Step 7: Open a bank account

Your nonprofit’s finances are going to be closely examined, especially if you’re applying for tax-exempt status. You’ll absolutely want to open a business bank account for your nonprofit as soon as possible. It’s important to avoid even the appearance of financial impropriety—for instance, you don’t want to put donations in your personal account, even temporarily.

Opening a business bank account typically requires your EIN and bylaws. Sometimes, you’ll also need your corporate charter or a resolution permitting an officer or other ized person to open the account. The best strategy is to call ahead and find out exactly which documents are required before you head to the bank.

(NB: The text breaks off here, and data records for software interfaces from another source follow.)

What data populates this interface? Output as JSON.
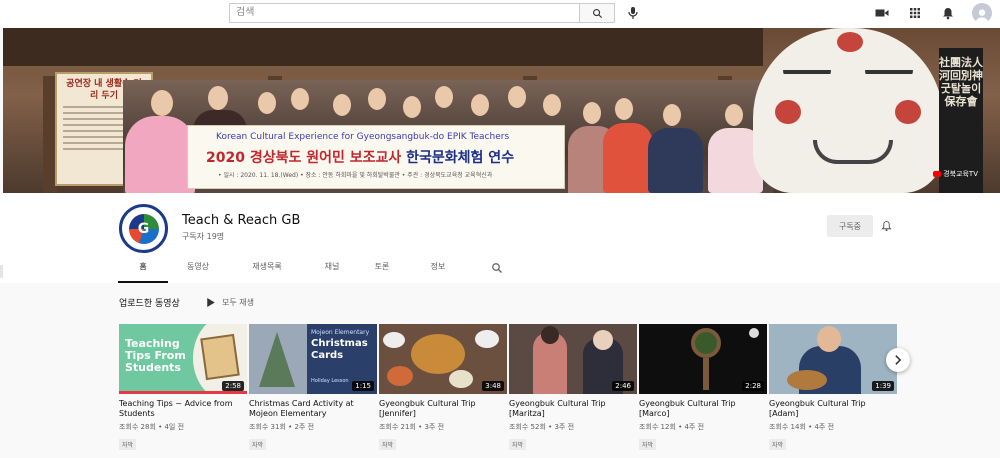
{
  "search": {
    "placeholder": "검색"
  },
  "channel": {
    "name": "Teach & Reach GB",
    "subscribers": "구독자 19명",
    "subscribe_label": "구독중",
    "avatar_letter": "G"
  },
  "banner": {
    "board_line1": "Korean Cultural Experience for Gyeongsangbuk-do EPIK Teachers",
    "board_line2_red": "2020 경상북도 원어민 보조교사",
    "board_line2_blue": "한국문화체험 연수",
    "board_line3": "• 일시 : 2020. 11. 18.(Wed)    • 장소 : 안동 하회마을 및 하회탈박물관    • 주관 : 경상북도교육청 교육혁신과",
    "left_sign_big": "공연장 내 생활속 거리 두기",
    "right_sign": "社團法人 河回別神굿탈놀이保存會",
    "watermark": "경북교육TV"
  },
  "tabs": [
    {
      "label": "홈",
      "active": true
    },
    {
      "label": "동영상",
      "active": false
    },
    {
      "label": "재생목록",
      "active": false
    },
    {
      "label": "채널",
      "active": false
    },
    {
      "label": "토론",
      "active": false
    },
    {
      "label": "정보",
      "active": false
    }
  ],
  "uploads": {
    "heading": "업로드한 동영상",
    "play_all": "모두 재생"
  },
  "videos": [
    {
      "title": "Teaching Tips ~ Advice from Students",
      "meta": "조회수 28회 • 4일 전",
      "duration": "2:58",
      "cc": "자막",
      "thumb_text": "Teaching Tips From Students"
    },
    {
      "title": "Christmas Card Activity at Mojeon Elementary",
      "meta": "조회수 31회 • 2주 전",
      "duration": "1:15",
      "cc": "자막",
      "thumb_text_small": "Mojeon Elementary",
      "thumb_text": "Christmas Cards",
      "thumb_text_foot": "Holiday Lesson"
    },
    {
      "title": "Gyeongbuk Cultural Trip [Jennifer]",
      "meta": "조회수 21회 • 3주 전",
      "duration": "3:48",
      "cc": "자막"
    },
    {
      "title": "Gyeongbuk Cultural Trip [Maritza]",
      "meta": "조회수 52회 • 3주 전",
      "duration": "2:46",
      "cc": "자막"
    },
    {
      "title": "Gyeongbuk Cultural Trip [Marco]",
      "meta": "조회수 12회 • 4주 전",
      "duration": "2:28",
      "cc": "자막"
    },
    {
      "title": "Gyeongbuk Cultural Trip [Adam]",
      "meta": "조회수 14회 • 4주 전",
      "duration": "1:39",
      "cc": "자막"
    }
  ],
  "colors": {
    "accent_red": "#ff0000",
    "text": "#0f0f0f",
    "meta": "#606060"
  }
}
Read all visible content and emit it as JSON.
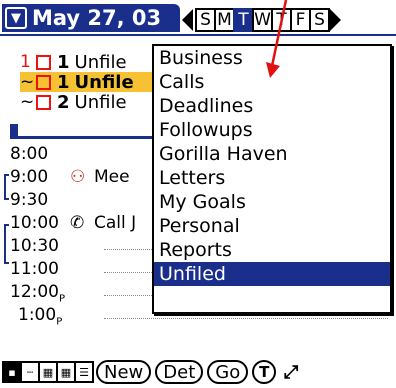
{
  "header": {
    "date": "May 27, 03",
    "week_days": [
      "S",
      "M",
      "T",
      "W",
      "T",
      "F",
      "S"
    ],
    "selected_day_index": 2
  },
  "todos": [
    {
      "priority": "1",
      "count": "1",
      "text": "Unfile",
      "highlighted": false
    },
    {
      "priority": "~",
      "count": "1",
      "text": "Unfile",
      "highlighted": true
    },
    {
      "priority": "~",
      "count": "2",
      "text": "Unfile",
      "highlighted": false
    }
  ],
  "schedule": [
    {
      "time": "8:00",
      "event": ""
    },
    {
      "time": "9:00",
      "event": "Mee"
    },
    {
      "time": "9:30",
      "event": ""
    },
    {
      "time": "10:00",
      "event": "Call J"
    },
    {
      "time": "10:30",
      "event": ""
    },
    {
      "time": "11:00",
      "event": ""
    },
    {
      "time": "12:00",
      "event": ""
    },
    {
      "time": "1:00",
      "event": ""
    }
  ],
  "time_suffix": "P",
  "category_menu": {
    "items": [
      "Business",
      "Calls",
      "Deadlines",
      "Followups",
      "Gorilla Haven",
      "Letters",
      "My Goals",
      "Personal",
      "Reports",
      "Unfiled"
    ],
    "selected": "Unfiled"
  },
  "toolbar": {
    "new_label": "New",
    "details_label": "Det",
    "go_label": "Go",
    "t_label": "T"
  },
  "colors": {
    "accent": "#1a2f8c",
    "highlight": "#f6c234",
    "priority_red": "#e11111"
  },
  "icons": {
    "date_tab": "down-arrow-box-icon",
    "meeting": "people-icon",
    "call": "phone-icon",
    "annotation": "red-arrow-icon"
  }
}
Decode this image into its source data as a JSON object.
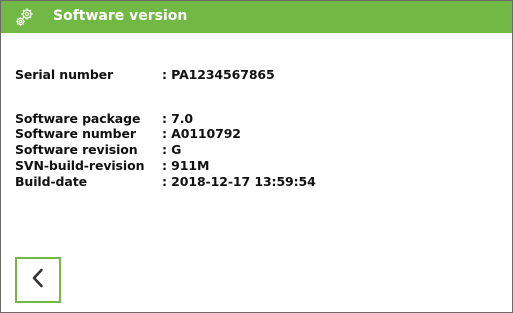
{
  "header": {
    "title": "Software version",
    "icon": "gear-icon",
    "background_color": "#72b844"
  },
  "info": {
    "rows": [
      {
        "label": "Serial number",
        "value": ": PA1234567865"
      },
      {
        "label": "Software package",
        "value": ": 7.0"
      },
      {
        "label": "Software number",
        "value": ": A0110792"
      },
      {
        "label": "Software revision",
        "value": ": G"
      },
      {
        "label": "SVN-build-revision",
        "value": ": 911M"
      },
      {
        "label": "Build-date",
        "value": ": 2018-12-17 13:59:54"
      }
    ]
  },
  "footer": {
    "back_icon": "chevron-left-icon",
    "border_color": "#72b844"
  }
}
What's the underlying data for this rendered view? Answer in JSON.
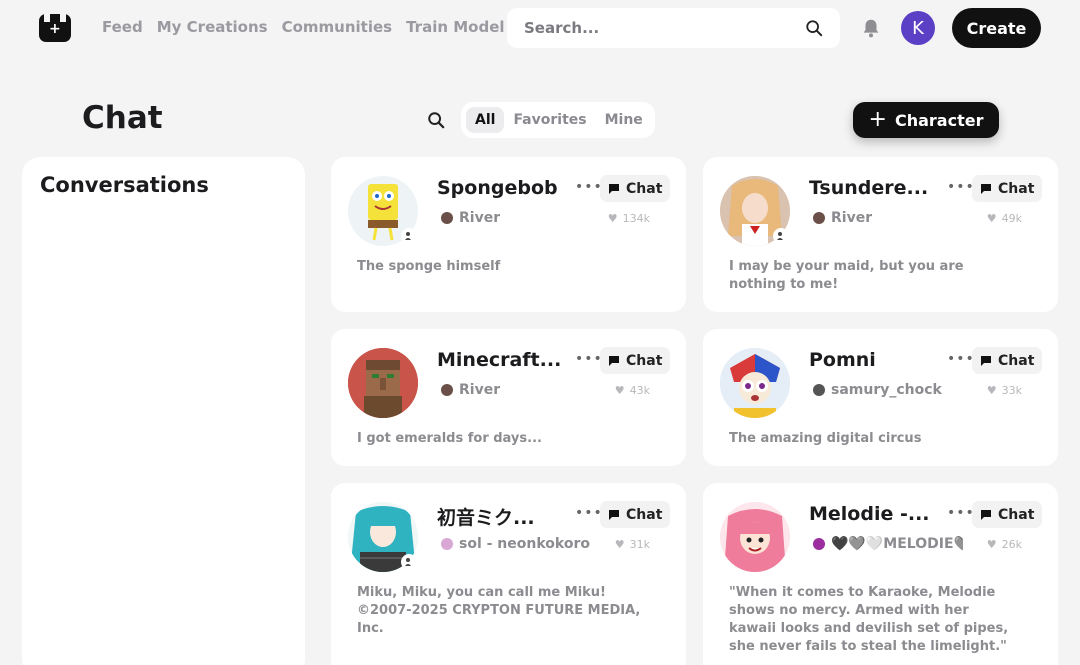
{
  "nav": {
    "links": [
      "Feed",
      "My Creations",
      "Communities",
      "Train Model"
    ],
    "search_placeholder": "Search...",
    "avatar_letter": "K",
    "create_label": "Create"
  },
  "header": {
    "title": "Chat",
    "tabs": [
      "All",
      "Favorites",
      "Mine"
    ],
    "active_tab": "All",
    "character_button": "Character"
  },
  "sidebar": {
    "title": "Conversations"
  },
  "cards": [
    {
      "name": "Spongebob",
      "creator": "River",
      "likes": "134k",
      "description": "The sponge himself",
      "chat_label": "Chat"
    },
    {
      "name": "Tsundere...",
      "creator": "River",
      "likes": "49k",
      "description": "I may be your maid, but you are nothing to me!",
      "chat_label": "Chat"
    },
    {
      "name": "Minecraft...",
      "creator": "River",
      "likes": "43k",
      "description": "I got emeralds for days...",
      "chat_label": "Chat"
    },
    {
      "name": "Pomni",
      "creator": "samury_chock",
      "likes": "33k",
      "description": "The amazing digital circus",
      "chat_label": "Chat"
    },
    {
      "name": "初音ミク...",
      "creator": "sol - neonkokoro",
      "likes": "31k",
      "description": "Miku, Miku, you can call me Miku! ©2007-2025 CRYPTON FUTURE MEDIA, Inc.",
      "chat_label": "Chat"
    },
    {
      "name": "Melodie -...",
      "creator": "🖤🩶🤍MELODIE🩶...",
      "likes": "26k",
      "description": "\"When it comes to Karaoke, Melodie shows no mercy. Armed with her kawaii looks and devilish set of pipes, she never fails to steal the limelight.\"",
      "chat_label": "Chat"
    }
  ]
}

Step 8: Submit state reports

Many states require nonprofits to submit an annual, biennial or periodic report to the state. These reports typically confirm or update basic information about your nonprofit, such as your principal address and registered agent. There’s usually a filing fee as well—although it’s often significantly less than that of for-profit businesses. For instance, nonprofits in Maine pay $35 to file an annual report while for-profit corporations and LLCs pay $85.

Step 9: File required taxes and returns

Nonprofits will still have tax filings with the IRS—even if your nonprofit is tax exempt, there are still informational returns to file. For instance, 501(c)(3) public charities are required to file Form 990, 990-EZ or 990-N with the IRS each year. Also, even if your nonprofit is tax exempt, you may still have to pay taxes on income unrelated to your primary purpose, such as profits from real estate sales. States may require their own returns as well—and nearly always require one if you have taxable business income unrelated to your primary purpose.

Setting up your nonprofit requires a surprising amount of patience and paperwork (especially when it comes to filing for tax-exempt status). However, taking the time and effort to set up your nonprofit for success will pay off down the road. With a solid start, you can better devote your time to what you really want to do: manage and grow your nonprofit.

Corporate Compliance
by Local Corporate Guides®